1. Do not use flash

In most scenarios, expert wildlife photographers avoid utilizing a flash. Not only is a sudden burst of light an excellent method to surprise a wild animal, but the flash also tends to produce harsh and unnatural lighting (and probably won’t be sufficient enough to reach your subject from a distance). If your cam has a built-in flash, remember to disable it before you begin shooting.

2. Use a long lens

Many undomesticated animals choose to keep their range from humans, so having a telephoto lens is vital for wildlife photography. If you’re shooting with a DSLR or mirrorless camera, we suggest utilizing a zoom lens with a focal length of a minimum of 200mm. If you’re using a point-and-shoot, go with a cam with a minimum of 60x optical zoom, such as the Nikon Coolpix P900 or Canon Powershot SX60 HS.

3. Go to where the wild things are

It may seem like a no-brainer, however, to take fantastic wildlife pictures, you’ll need to venture beyond your yard.

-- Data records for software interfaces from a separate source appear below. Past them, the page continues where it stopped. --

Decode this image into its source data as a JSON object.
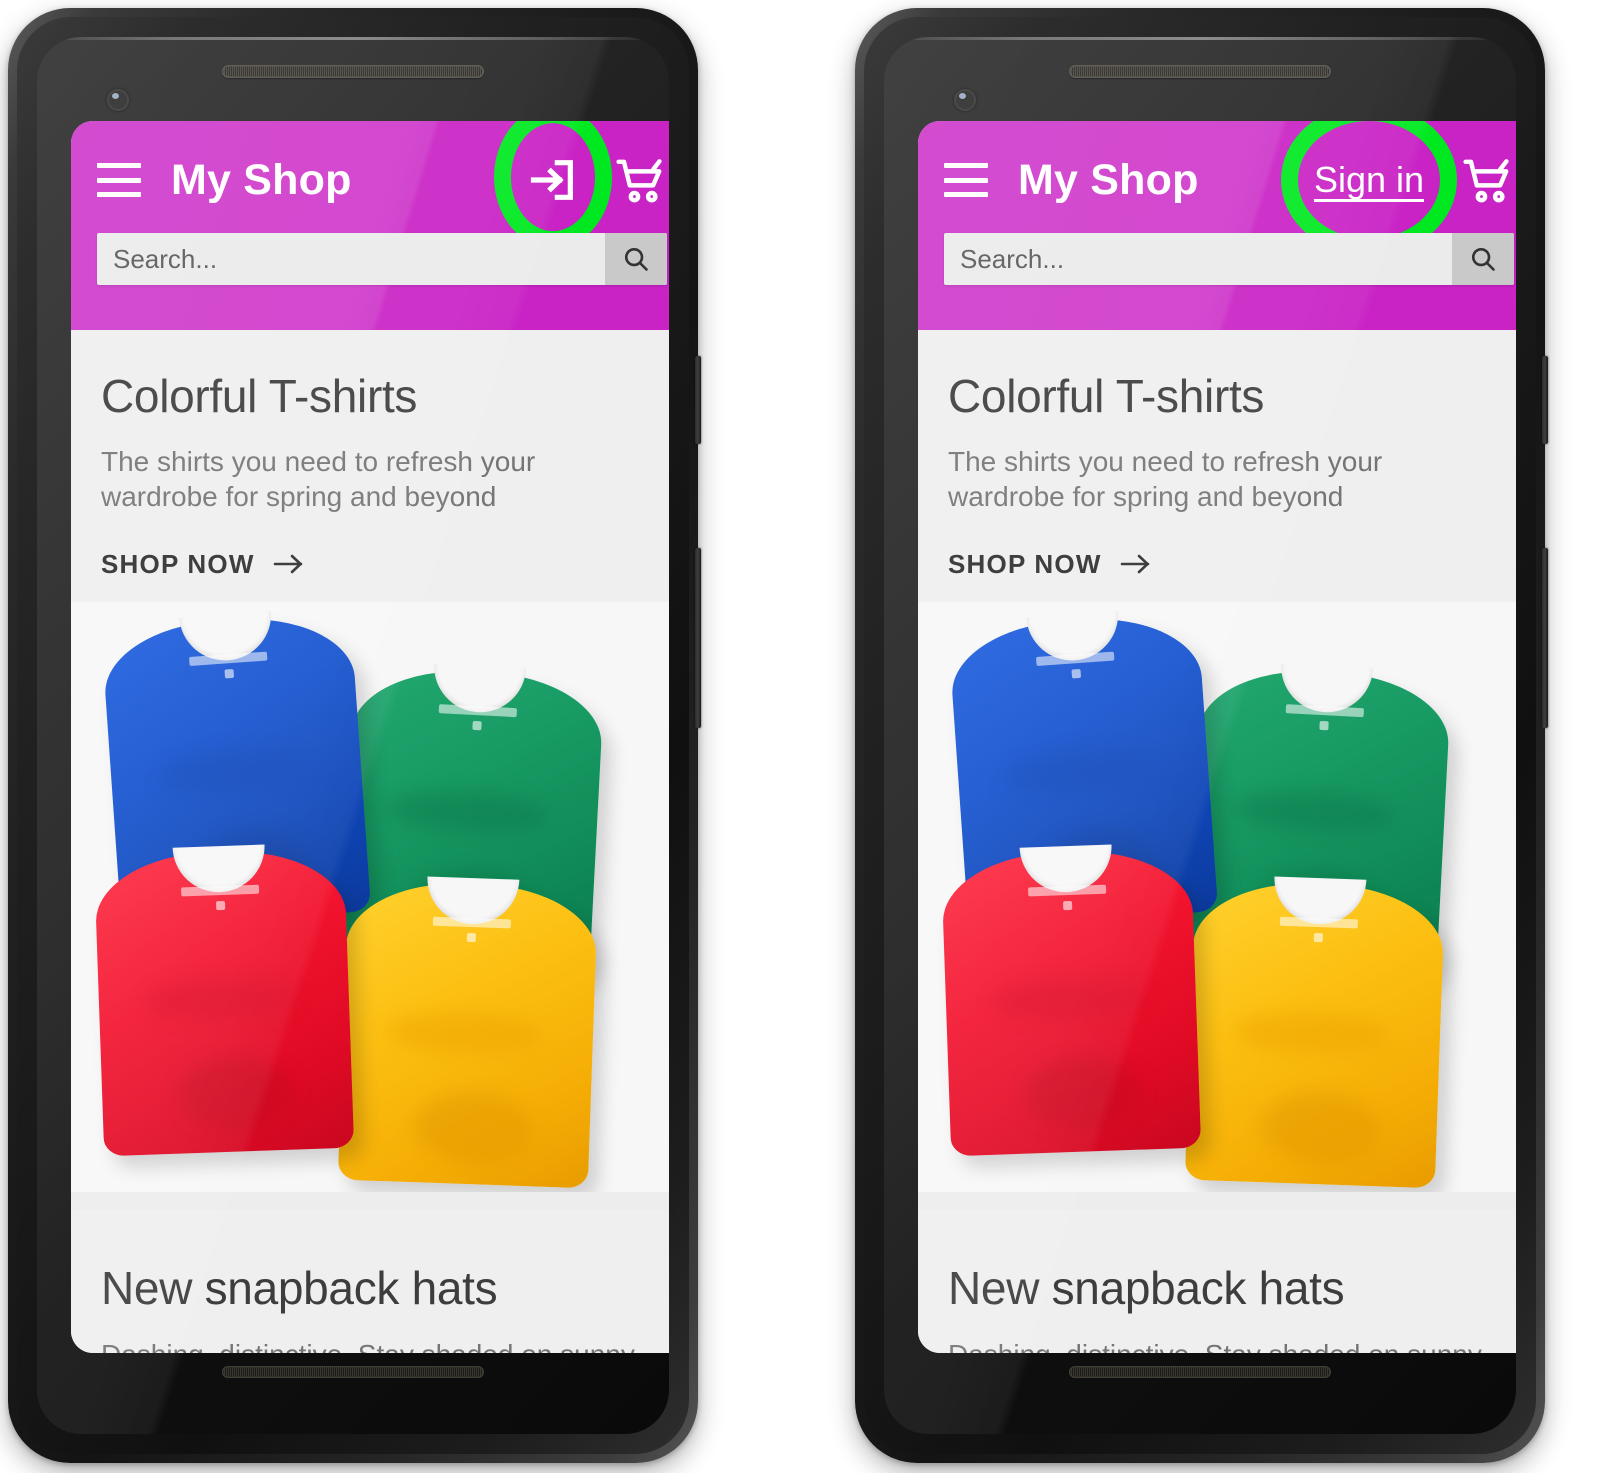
{
  "app": {
    "brand": "My Shop",
    "accent_magenta": "#C922C5",
    "highlight_green": "#00E920",
    "content_bg": "#EDEDED"
  },
  "appbar": {
    "menu_icon": "hamburger-menu-icon",
    "cart_icon": "shopping-cart-icon",
    "search": {
      "placeholder": "Search...",
      "value": "",
      "button_icon": "search-icon"
    }
  },
  "variants": [
    {
      "id": "icon-variant",
      "signin": {
        "mode": "icon",
        "label": "",
        "icon": "login-arrow-icon",
        "highlighted": true
      }
    },
    {
      "id": "text-variant",
      "signin": {
        "mode": "text",
        "label": "Sign in",
        "icon": "",
        "highlighted": true
      }
    }
  ],
  "content": {
    "hero": {
      "title": "Colorful T-shirts",
      "subtitle": "The shirts you need to refresh your wardrobe for spring and beyond",
      "cta_label": "SHOP NOW",
      "cta_icon": "arrow-right-icon",
      "image_alt": "four-tshirts-photo",
      "shirt_colors": [
        "#1452cf",
        "#1d9b67",
        "#f3142f",
        "#fcbf12"
      ]
    },
    "second": {
      "title": "New snapback hats",
      "subtitle": "Dashing, distinctive. Stay shaded on sunny"
    }
  }
}
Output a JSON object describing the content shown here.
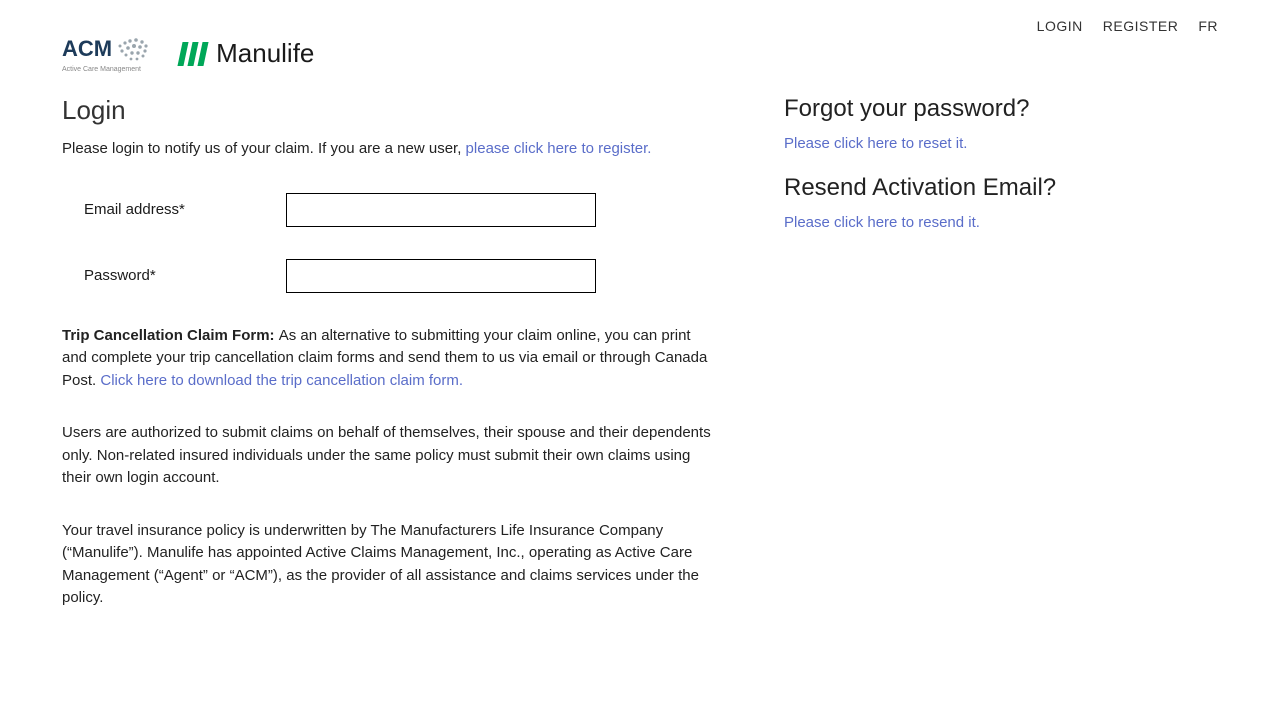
{
  "nav": {
    "login": "LOGIN",
    "register": "REGISTER",
    "lang": "FR"
  },
  "logos": {
    "acm": "ACM",
    "acm_sub": "Active Care Management",
    "manulife": "Manulife"
  },
  "login": {
    "heading": "Login",
    "subtext_prefix": "Please login to notify us of your claim. If you are a new user, ",
    "subtext_link": "please click here to register.",
    "email_label": "Email address*",
    "password_label": "Password*"
  },
  "info": {
    "cancel_bold": "Trip Cancellation Claim Form: ",
    "cancel_text": "As an alternative to submitting your claim online, you can print and complete your trip cancellation claim forms and send them to us via email or through Canada Post. ",
    "cancel_link": "Click here to download the trip cancellation claim form.",
    "auth_text": "Users are authorized to submit claims on behalf of themselves, their spouse and their dependents only. Non-related insured individuals under the same policy must submit their own claims using their own login account.",
    "underwriter_text": "Your travel insurance policy is underwritten by The Manufacturers Life Insurance Company (“Manulife”). Manulife has appointed Active Claims Management, Inc., operating as Active Care Management (“Agent” or “ACM”), as the provider of all assistance and claims services under the policy."
  },
  "right": {
    "forgot_heading": "Forgot your password?",
    "forgot_link": "Please click here to reset it.",
    "resend_heading": "Resend Activation Email?",
    "resend_link": "Please click here to resend it."
  }
}
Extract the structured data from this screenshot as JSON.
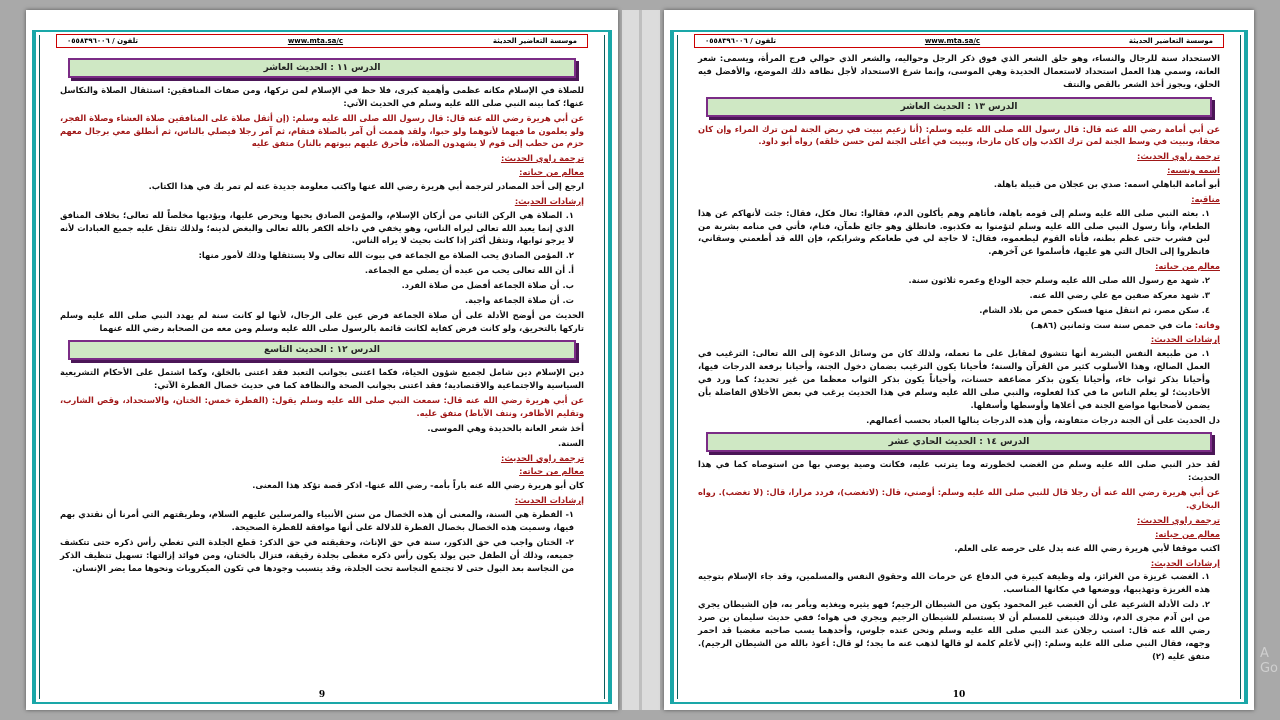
{
  "pages": {
    "left": {
      "header": {
        "org": "موسسة التعاضير الحديثة",
        "url": "www.mta.sa/c",
        "phone": "تلفون / ٠٥٥٨٣٩٦٠٠٦"
      },
      "page_number": "9",
      "lesson11": {
        "title": "الدرس ١١ : الحديث العاشر",
        "intro": "للصلاة في الإسلام مكانه عظمى وأهمية كبرى، فلا حظ في الإسلام لمن تركها، ومن صفات المنافقين: استثقال الصلاة والتكاسل عنها؛ كما بينه النبي صلى الله عليه وسلم في الحديث الآتي:",
        "hadith": "عن أبي هريرة رضي الله عنه قال: قال رسول الله صلى الله عليه وسلم: (إن أثقل صلاة على المنافقين صلاة العشاء وصلاة الفجر، ولو يعلمون ما فيهما لأتوهما ولو حبوا، ولقد هممت أن آمر بالصلاة فتقام، ثم آمر رجلا فيصلي بالناس، ثم أنطلق معي برجال معهم حزم من حطب إلى قوم لا يشهدون الصلاة، فأحرق عليهم بيوتهم بالنار) متفق عليه",
        "h_narrator": "ترجمة راوي الحديث:",
        "h_features": "معالم من حياته:",
        "features_text": "ارجع إلى أحد المصادر لترجمة أبي هريرة رضي الله عنها واكتب معلومة جديدة عنه لم تمر بك في هذا الكتاب.",
        "h_guidance": "إرشادات الحديث:",
        "g1": "١. الصلاة هي الركن الثاني من أركان الإسلام، والمؤمن الصادق يحبها ويحرص عليها، ويؤديها مخلصاً لله تعالى؛ بخلاف المنافق الذي إنما يعبد الله تعالى ليراه الناس، وهو يخفي في داخله الكفر بالله تعالى والبغض لدينه؛ ولذلك تثقل عليه جميع العبادات لأنه لا يرجو ثوابها، وتثقل أكثر إذا كانت بحيث لا يراه الناس.",
        "g2": "٢. المؤمن الصادق يحب الصلاة مع الجماعة في بيوت الله تعالى ولا يستثقلها وذلك لأمور منها:",
        "g2a": "أ. أن الله تعالى يحب من عبده أن يصلي مع الجماعة.",
        "g2b": "ب. أن صلاة الجماعة أفضل من صلاة الفرد.",
        "g2c": "ت. أن صلاة الجماعة واجبة.",
        "closing": "الحديث من أوضح الأدلة على أن صلاة الجماعة فرض عين على الرجال، لأنها لو كانت سنة لم يهدد النبي صلى الله عليه وسلم تاركها بالتحريق، ولو كانت فرض كفاية لكانت قائمة بالرسول صلى الله عليه وسلم ومن معه من الصحابة رضي الله عنهما"
      },
      "lesson12": {
        "title": "الدرس ١٢ : الحديث التاسع",
        "intro": "دين الإسلام دين شامل لجميع شؤون الحياة، فكما اعتنى بجوانب التعبد فقد اعتنى بالخلق، وكما اشتمل على الأحكام التشريعية السياسية والاجتماعية والاقتصادية؛ فقد اعتنى بجوانب الصحة والنظافة كما في حديث خصال الفطرة الآتي:",
        "hadith": "عن أبي هريرة رضي الله عنه قال: سمعت النبي صلى الله عليه وسلم يقول: (الفطرة خمس: الختان، والاستحداد، وقص الشارب، وتقليم الأظافر، ونتف الآباط) متفق عليه.",
        "def1": "أخذ شعر العانة بالحديدة وهي الموسى.",
        "def2": "السنة.",
        "h_narrator": "ترجمة راوي الحديث:",
        "h_features": "معالم من حياته:",
        "features_text": "كان أبو هريرة رضي الله عنه باراً بأمه- رضي الله عنها- اذكر قصة تؤكد هذا المعنى.",
        "h_guidance": "إرشادات الحديث:",
        "g1": "١- الفطرة هي السنة، والمعنى أن هذه الخصال من سنن الأنبياء والمرسلين عليهم السلام، وطريقتهم التي أمرنا أن نقتدي بهم فيها، وسميت هذه الخصال بخصال الفطرة للدلالة على أنها موافقة للفطرة الصحيحة.",
        "g2": "٢- الختان واجب في حق الذكور، سنة في حق الإناث، وحقيقته في حق الذكر: قطع الجلدة التي تغطي رأس ذكره حتى تتكشف جميعه، وذلك أن الطفل حين يولد يكون رأس ذكره مغطى بجلدة رقيقة، فتزال بالختان، ومن فوائد إزالتها: تسهيل تنظيف الذكر من النجاسة بعد البول حتى لا تجتمع النجاسة تحت الجلدة، وقد يتسبب وجودها في تكون الميكروبات ونحوها مما يضر الإنسان."
      }
    },
    "right": {
      "header": {
        "org": "موسسة التعاضير الحديثة",
        "url": "www.mta.sa/c",
        "phone": "تلفون / ٠٥٥٨٣٩٦٠٠٦"
      },
      "page_number": "10",
      "top_text": "الاستحداد سنة للرجال والنساء، وهو حلق الشعر الذي فوق ذكر الرجل وحواليه، والشعر الذي حوالي فرج المرأة، ويسمى: شعر العانة، وسمي هذا العمل استحداد لاستعمال الحديدة وهي الموسى، وإنما شرع الاستحداد لأجل نظافة ذلك الموضع، والأفضل فيه الحلق، ويجوز أخذ الشعر بالقص والنتف",
      "lesson13": {
        "title": "الدرس ١٣ : الحديث العاشر",
        "hadith": "عن أبي أمامة رضي الله عنه قال: قال رسول الله صلى الله عليه وسلم: (أنا زعيم ببيت في ربض الجنة لمن ترك المراء وإن كان محقا، وببيت في وسط الجنة لمن ترك الكذب وإن كان مازحا، وببيت في أعلى الجنة لمن حسن خلقه) رواه أبو داود.",
        "h_narrator": "ترجمة راوي الحديث:",
        "name_label": "اسمه ونسبه:",
        "name_text": "أبو أمامة الباهلي اسمه: صدي بن عجلان من قبيلة باهلة.",
        "virtues_label": "مناقبه:",
        "v1": "١. بعثه النبي صلى الله عليه وسلم إلى قومه باهلة، فأتاهم وهم يأكلون الدم، فقالوا: تعال فكل، فقال: جئت لأنهاكم عن هذا الطعام، وأنا رسول النبي صلى الله عليه وسلم لتؤمنوا به فكذبوه. فانطلق وهو جائع ظمآن، فنام، فأتي في منامه بشربة من لبن فشرب حتى عظم بطنه، فأتاه القوم ليطعموه، فقال: لا حاجة لي في طعامكم وشرابكم، فإن الله قد أطعمني وسقاني، فانظروا إلى الحال التي هو عليها، فأسلموا عن آخرهم.",
        "h_features": "معالم من حياته:",
        "v2": "٢. شهد مع رسول الله صلى الله عليه وسلم حجة الوداع وعمره ثلاثون سنة.",
        "v3": "٣. شهد معركة صفين مع علي رضي الله عنه.",
        "v4": "٤. سكن مصر، ثم انتقل منها فسكن حمص من بلاد الشام.",
        "death_label": "وفاته:",
        "death_text": "مات في حمص سنة ست وثمانين (٨٦هـ)",
        "h_guidance": "إرشادات الحديث:",
        "g1": "١. من طبيعة النفس البشرية أنها تتشوق لمقابل على ما تعمله، ولذلك كان من وسائل الدعوة إلى الله تعالى: الترغيب في العمل الصالح، وهذا الأسلوب كثير من القرآن والسنة؛ فأحيانا يكون الترغيب بضمان دخول الجنة، وأحيانا برفعة الدرجات فيها، وأحيانا بذكر ثواب خاء، وأحيانا يكون بذكر مضاعفة حسنات، وأحياناً يكون بذكر الثواب معظما من غير تحديد؛ كما ورد في الأحاديث؛ لو يعلم الناس ما في كذا لفعلوه، والنبي صلى الله عليه وسلم في هذا الحديث يرغب في بعض الأخلاق الفاضلة بأن يضمن لأصحابها مواضع الجنة في أعلاها وأوسطها وأسفلها.",
        "g1_end": "دل الحديث على أن الجنة درجات متفاوتة، وأن هذه الدرجات ينالها العباد بحسب أعمالهم."
      },
      "lesson14": {
        "title": "الدرس ١٤ : الحديث الحادي عشر",
        "intro": "لقد حذر النبي صلى الله عليه وسلم من الغضب لخطورته وما يترتب عليه، فكانت وصية يوصي بها من استوصاه كما في هذا الحديث:",
        "hadith": "عن أبي هريرة رضي الله عنه أن رجلا قال للنبي صلى الله عليه وسلم: أوصني، قال: (لاتغضب)، فردد مرارا، قال: (لا تغضب). رواه البخاري.",
        "h_narrator": "ترجمة راوي الحديث:",
        "h_features": "معالم من حياته:",
        "features_text": "اكتب موقفا لأبي هريرة رضي الله عنه يدل على حرصه على العلم.",
        "h_guidance": "إرشادات الحديث:",
        "g1": "١. الغضب غريزة من الغرائز، وله وظيفة كبيرة في الدفاع عن حرمات الله وحقوق النفس والمسلمين، وقد جاء الإسلام بتوجيه هذه الغريزة وتهذيبها، ووضعها في مكانها المناسب.",
        "g2": "٢. دلت الأدلة الشرعية على أن الغضب غير المحمود يكون من الشيطان الرجيم؛ فهو يثيره ويغذيه ويأمر به، فإن الشيطان يجري من ابن آدم مجرى الدم، وذلك فينبغي للمسلم أن لا يستسلم للشيطان الرجيم ويجري في هواه؛ ففي حديث سليمان بن صرد رضي الله عنه قال: استب رجلان عند النبي صلى الله عليه وسلم ونحن عنده جلوس، وأحدهما يسب صاحبه مغضبا قد احمر وجهه، فقال النبي صلى الله عليه وسلم: (إني لأعلم كلمة لو قالها لذهب عنه ما يجد؛ لو قال: أعوذ بالله من الشيطان الرجيم). متفق عليه (٢)"
      }
    }
  },
  "watermark": "A\nGo"
}
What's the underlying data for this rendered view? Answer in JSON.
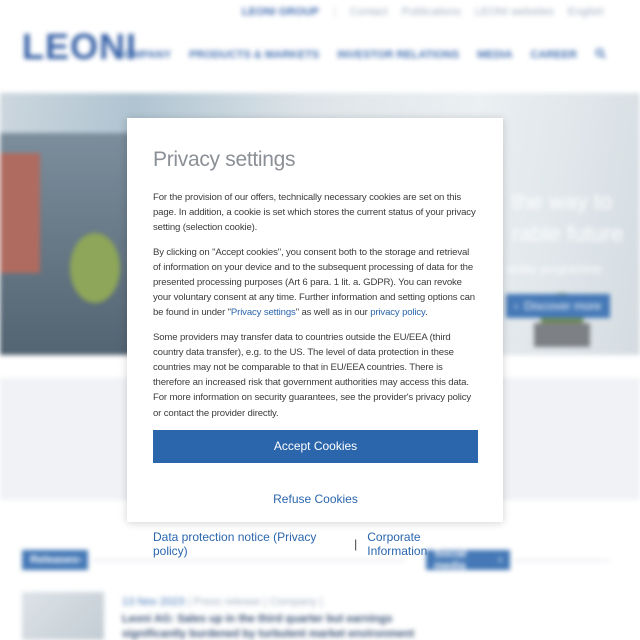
{
  "header": {
    "top_links": [
      {
        "label": "LEONI GROUP",
        "primary": true
      },
      {
        "label": "Contact",
        "primary": false
      },
      {
        "label": "Publications",
        "primary": false
      },
      {
        "label": "LEONI websites",
        "primary": false
      },
      {
        "label": "English",
        "primary": false
      }
    ],
    "logo_text": "LEONI",
    "nav": [
      "COMPANY",
      "PRODUCTS & MARKETS",
      "INVESTOR RELATIONS",
      "MEDIA",
      "CAREER"
    ]
  },
  "hero": {
    "title_line1": "the way to",
    "title_line2": "rable future",
    "subtitle": "ability programme",
    "button_label": "Discover more"
  },
  "sections": {
    "left_tag": "Releases",
    "right_tag": "Social media"
  },
  "news": {
    "date": "13 Nov 2023",
    "meta": "| Press release | Company |",
    "title": "Leoni AG: Sales up in the third quarter but earnings significantly burdened by turbulent market environment"
  },
  "privacy_modal": {
    "title": "Privacy settings",
    "paragraph1": "For the provision of our offers, technically necessary cookies are set on this page. In addition, a cookie is set which stores the current status of your privacy setting (selection cookie).",
    "paragraph2_part1": "By clicking on \"Accept cookies\", you consent both to the storage and retrieval of information on your device and to the subsequent processing of data for the presented processing purposes (Art 6 para. 1 lit. a. GDPR). You can revoke your voluntary consent at any time. Further information and setting options can be found in under \"",
    "privacy_settings_link": "Privacy settings",
    "paragraph2_part2": "\" as well as in our ",
    "privacy_policy_link": "privacy policy",
    "paragraph2_part3": ".",
    "paragraph3": "Some providers may transfer data to countries outside the EU/EEA (third country data transfer), e.g. to the US. The level of data protection in these countries may not be comparable to that in EU/EEA countries. There is therefore an increased risk that government authorities may access this data. For more information on security guarantees, see the provider's privacy policy or contact the provider directly.",
    "accept_label": "Accept Cookies",
    "refuse_label": "Refuse Cookies",
    "data_protection_link": "Data protection notice (Privacy policy)",
    "footer_divider": "|",
    "corporate_info_link": "Corporate Information"
  },
  "colors": {
    "brand_blue": "#2b66ad",
    "logo_blue": "#1f4e9c",
    "title_grey": "#8a9096",
    "text": "#3c3c3c"
  }
}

Think about reserving a safari, guided nature trip or whale-watching trip to get up close and individual with the animals you wish to picture. If that’s not an option, head to a local nature protect or wilderness location. Zoos and fish tanks are also practical places for honing your wildlife photography abilities.

4. Use a quick shutter speed

Between darting animals and heightened video camera shake (triggered by utilizing a long lens), it’s simple to end up with blurred wildlife pictures. To ensure your images remain sharp, we suggest shooting most animal encounters at 1/1000th of a second. To freeze a particularly fast creature, like a bolting cheetah or a skyrocketing eagle, utilize a shutter speed of a minimum of 1/4000. When shooting on an overcast day or when the sun is low in the sky, plan on cranking up your ISO to 1000 or more to maintain proper exposure.

5. Go macro

A macro lens is a fantastic tool for shooting small reptiles and small pests that generally go undetected. These close-range lenses are readily available for a lot of DSLR and mirrorless electronic camera models, while some point-and-shoots have an integrated macro setting that can be switched on. Macro photography forces you to get near your topic, so keep in mind to move slowly and prevent making any abrupt motions.